Courtesy of YiHFF
The Yale in Hollywood Film Festival, or YiHFF, taking place from Dec. 2 to Dec. 4, will showcase works from a diverse range of filmmakers from the University.
All films shown in the festival include at least one Yale alumnus or current student in a writing, producing, directing or acting capacity. One of the YiHFF’s goals is to include younger, diverse Yalies in cinema. In light of recent social media movements like #OscarsSoWhite and Time’s Up, which call attention to the lack of diversity among recipients of mainstream cinema award programs, Melissa Johnson, one the festival’s programmers, considered what makes good storytelling as well as whose story gets to be told.
“It was super important to set the tone for what we wanted the festival to be, and we wanted to include as many different voices as possible,” Johnson said. “We tried to make sure that we had enough people who represented the broad rainbow that is Yale.”
The festival’s director was Quentin Lee GRD ’93, who has been involved in producing, writing and creating both television and film projects since their time at Yale. Their television projects include “Boy Luck Club,” a self-proclaimed “gaysian” comedy series, and sci-fi comedy feature “Comisery.” During his time at Yale, Lee encountered difficulties when they first began making films.
“I came from a background in which Asian films were really hard to get noticed. On top of that, I’m LGBTQ+,” Lee said. “I started filmmaking when I just got to Yale in 1993 … I tried to organize my first screening at [Yale’s] Asian American Cultural Center, but it was getting some pushback because it was a gay and Asian short film … But I kept trying and eventually broke through.”
Since its inception two years ago, YiHFF has strived to present a wide range of narratives in film. Being both LGBTQ+ and Asian, Lee said that “diversity has always been important” to them and Kevin Winston ’91, president and founder of Yale in Hollywood.
This year’s jury features a diverse set of members, ranging from actress and creative Sara Gilbert to filmmaker Kristina Yang ’25, who participated in the festival last year with her documentary about the life of the Indigeneous Taiwanese artist Yosifu. The films were selected from applications advertised by the Yale Alumni Network, and several of the films were written by or starred current Yale students.
Ris Igrec ’23 is featured in the festival program; their short film “Uncommon Application” will be shown in the dramatic shorts program.
“Uncommon Application” was co-created with Igrec’s best friend from high school, Stella Wunder.
“It follows a high school senior who is under a lot of pressure from her community and friends and mother to go to a prestigious college,” Igrec explained. “She ultimately decides she will have to con her way in and has to deal with the personal consequences.”
Many of the other shorts and features touch on topical ideas regarding the pandemic, coming of age and societal pressures in the age of COVID-19.
Another goal of the festival is to connect alumni and students in the film industry. According to Lee, the festival is a “good opportunity to reach out to the broader Yale communities,” especially given its online format and universal accessibility.

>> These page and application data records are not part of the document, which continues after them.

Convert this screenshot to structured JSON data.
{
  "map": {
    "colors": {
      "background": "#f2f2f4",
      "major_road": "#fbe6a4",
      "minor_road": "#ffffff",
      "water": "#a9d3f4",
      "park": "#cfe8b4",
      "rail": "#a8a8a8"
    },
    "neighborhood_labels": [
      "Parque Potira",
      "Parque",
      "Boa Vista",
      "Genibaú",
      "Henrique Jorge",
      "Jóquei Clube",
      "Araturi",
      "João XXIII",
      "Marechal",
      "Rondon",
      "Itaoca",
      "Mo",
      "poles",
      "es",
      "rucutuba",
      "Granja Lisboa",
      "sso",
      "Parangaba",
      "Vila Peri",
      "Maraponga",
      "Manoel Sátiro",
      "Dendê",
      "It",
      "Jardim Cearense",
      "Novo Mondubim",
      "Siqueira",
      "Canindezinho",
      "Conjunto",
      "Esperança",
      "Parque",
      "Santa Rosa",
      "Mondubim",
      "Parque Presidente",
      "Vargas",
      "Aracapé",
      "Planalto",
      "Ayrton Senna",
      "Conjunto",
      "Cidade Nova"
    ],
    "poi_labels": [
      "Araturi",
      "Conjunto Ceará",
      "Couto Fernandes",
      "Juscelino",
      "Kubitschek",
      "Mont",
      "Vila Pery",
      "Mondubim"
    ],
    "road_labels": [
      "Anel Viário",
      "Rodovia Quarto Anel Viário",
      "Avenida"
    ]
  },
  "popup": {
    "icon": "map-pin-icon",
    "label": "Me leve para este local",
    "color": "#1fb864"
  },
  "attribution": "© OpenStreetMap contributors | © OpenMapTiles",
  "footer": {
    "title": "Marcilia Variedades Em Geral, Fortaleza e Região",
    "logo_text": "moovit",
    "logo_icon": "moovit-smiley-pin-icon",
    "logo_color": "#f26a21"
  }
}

This aspect of the festival is particularly useful for the small film community at Yale. Igrec noted that Yale student filmmakers lack “one unifying, big organization that everyone who is into film is a part of.”
Yet Igrec added that the lack of one cohesive organization can have its own benefits. “[The Yale film community is] not competitive; everyone’s just excited,” they said.
The excitement and emotion that goes into filmmaking was also present in the festival’s selections. Johnson said she was moved by “Lane 1974,” one of the two feature films in the festival. It details the coming of age story of a young girl on a commune in the California countryside, and stars Yale College first year Sophia Schloss ’25. Among Johnson’s other favorites are “When the Music Stops,” a documentary about the struggles of adolescence during the pandemic.
Johnson had one last message for artists at Yale, especially those who don’t see themselves on the silver screen: “Keep creating … There’s a lot of talent to be mined.”
The Yale in Hollywood Film Festival will air online starting Thursday, Dec. 2 at 8 p.m. EST through Saturday, Dec. 4.